An Edmonton company has been fined $275,000 in Alberta provincial court for violating the occupational health and safety code, after a worker sustained fatal crush injuries at a local construction site in November 2010.
“This death did not occur solely from the momentary inattention of an excavator operator and a gust of wind. It is the consequence of the failure of the employer to comply with the clear direction in the code,” said provincial court judge Janet Dixon.
“Any work that is done has dangers which can be managed through a combination of engineering solutions, policies, procedures and effective management. No worker in Alberta is expected to assume the risk of death or serious injury when he or she follows the directions of his employer.”
The judge made this statement in a decision for a case involving Sureway Construction Ltd.
The Edmonton company provides underground storm and sanitary pipe installation services.
According to court documents, Sureway assigned a crew of workers to install a storm sewer pipe at a worksite in Edmonton on Nov. 17, 2010.
A trench had been excavated and the horizontal pipe was installed. A vertical shaft was dug out to permit the installation of a vertical manhole barrel to be connected to the horizontal piping.
The vertical manhole barrel weighed 11,000 kg. It was 2.4 metres high and 2.9 metres in diameter. The barrel was lowered into the excavation by an excavator.
Five workers were assigned to stand at the bottom of the excavation for the purpose of rotating the barrel so that the hole in the side of it aligned with the horizontal piping.
One of the workers was a designated signaller, responsible for providing directions to the excavator operator as he lowered the barrel. It was a blustery day.
The operator had difficulty understanding the instructions provided by the signaller and opened the excavator door to clarify the communication.
A gust of wind blew the door of the excavator open.
When the operator instinctively reached for the door, his elbow struck a control within the excavator.
The movement of the control caused the excavator to rotate and caused the barrel to swing toward one wall of the excavation.
“One of the five workers in the bottom of the excavation was standing against the excavation wall,” said the judge in her decision.
“The swinging barrel struck him. He sustained fatal crush injuries and was pronounced dead at the work site.”
The Alberta safety code requires an employer to use a tag line, which allows the worker to have separation from the load, if workers are in danger from the movement of a load being lifted, lowered or moved by a piece of equipment.
Sureway admits that it breached this requirement by having workers directly at the bottom of the excavation to guide the barrel, rather than using tag lines from a safer distance.
It is this manoeuver, which caused the death of its worker.
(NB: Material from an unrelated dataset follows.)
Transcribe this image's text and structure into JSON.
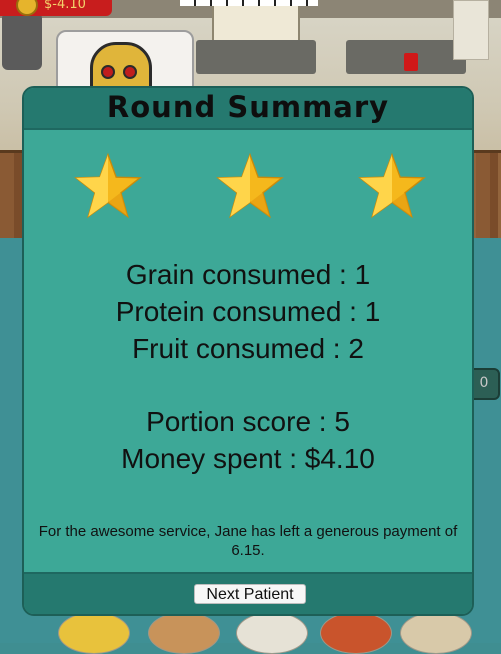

In response to the fatality, Sureway reached out to the family and constructed a memorial hockey arena in the name of the deceased worker.
It undertook a comprehensive safety review, which resulted in a “Vertical Manhole Barrel Placement Safe Work Procedure,” issued November 29, 2010.
This procedure was developed to assist workers and foremen in managing the hazards of manhole barrels.
Sureway also entered into discussions with the manufacturer of manhole barrels, which resulted in the design being re-engineered to permit the use of a tag-line system.
“The engineering and procedural changes initiated by or adopted by the accused (Sureway) since November 17, 2010 highlight the tragedy of this death,” said Dixon.
“All of those steps could and should have been taken prior to the death of this worker. The initiatives are not novel: all are contemplated or mandated by the act and the code.”
Dixon said the existing provisions of provincial safety regulations were adequate to moderate the risk that materialized in this incident.
She concludes this death occurred because Sureway failed to comply with the clear provisions of the safety code and act.
For this reason, Dixon said a high monetary penalty of $275,000 was necessary to achieve the principle of deterrence.